Large commercial banks previously couldn't afford to make small loans due to Haitian banking legislation. In 1990, Boisson spearheaded proposals for banking policy reforms to end legislation that strapped commercial banks by setting a ceiling on interest rates and by demanding they keep up to 70% of outstanding deposits in reserve. That meant that money was not available to be loaned out.
The proposals finally made their way through the Haitian Congress - after being shelved due to the 1991 military coup. But finally in 1995, Haiti's central bank lowered reserve requirements, making it feasible for banks lend to small entrepreneurs.
Boisson lobbied Sogebank, the nation's largest bank where he served as chief economist to open up a micro-finance arm known as Sogesol. It opened for business in August 2000 and currently has 6,500 clients. Boisson, who serves as its President, aims to have 25, 000 clients within four years.
There are still big challenges. The industry is not regulated: "The market is growing faster than regulation to protect the market," says Boisson. "We don't have a credit bureau." That, he notes, can make it difficult to recognize an over-indebted client, for example.

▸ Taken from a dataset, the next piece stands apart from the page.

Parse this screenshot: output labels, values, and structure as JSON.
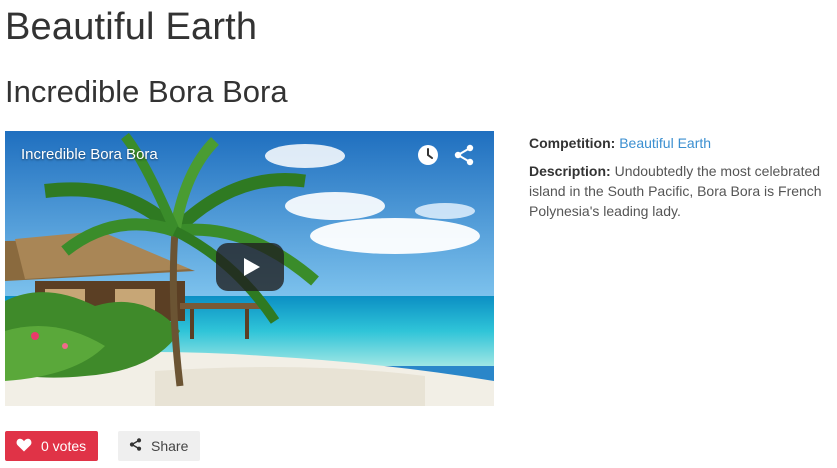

Boisson, who says he loves the idea of making himself useful to the community, was instilled with a sense of public service through his Jesuit schooling, where charity and being charitable were important notions. After working in both the ministries of health and finance, he came to Kennedy School as a Mason Fellow.
He has successfully lobbied Sogebank to set up a scholarship to send high-level Haitian government workers to the Kennedy School. "The main problem in Haiti is governance," Boisson says, joking that he'd like to see a Kennedy School 'mafia' in Haiti. In order for governance to improve, he says, "People need to speak the same language."
Are there others in the Kennedy School community that you think should be profiled for Innovations in Public Service? Please contact Rob Meyer at Rob_Meyer@ksg.harvard.edu.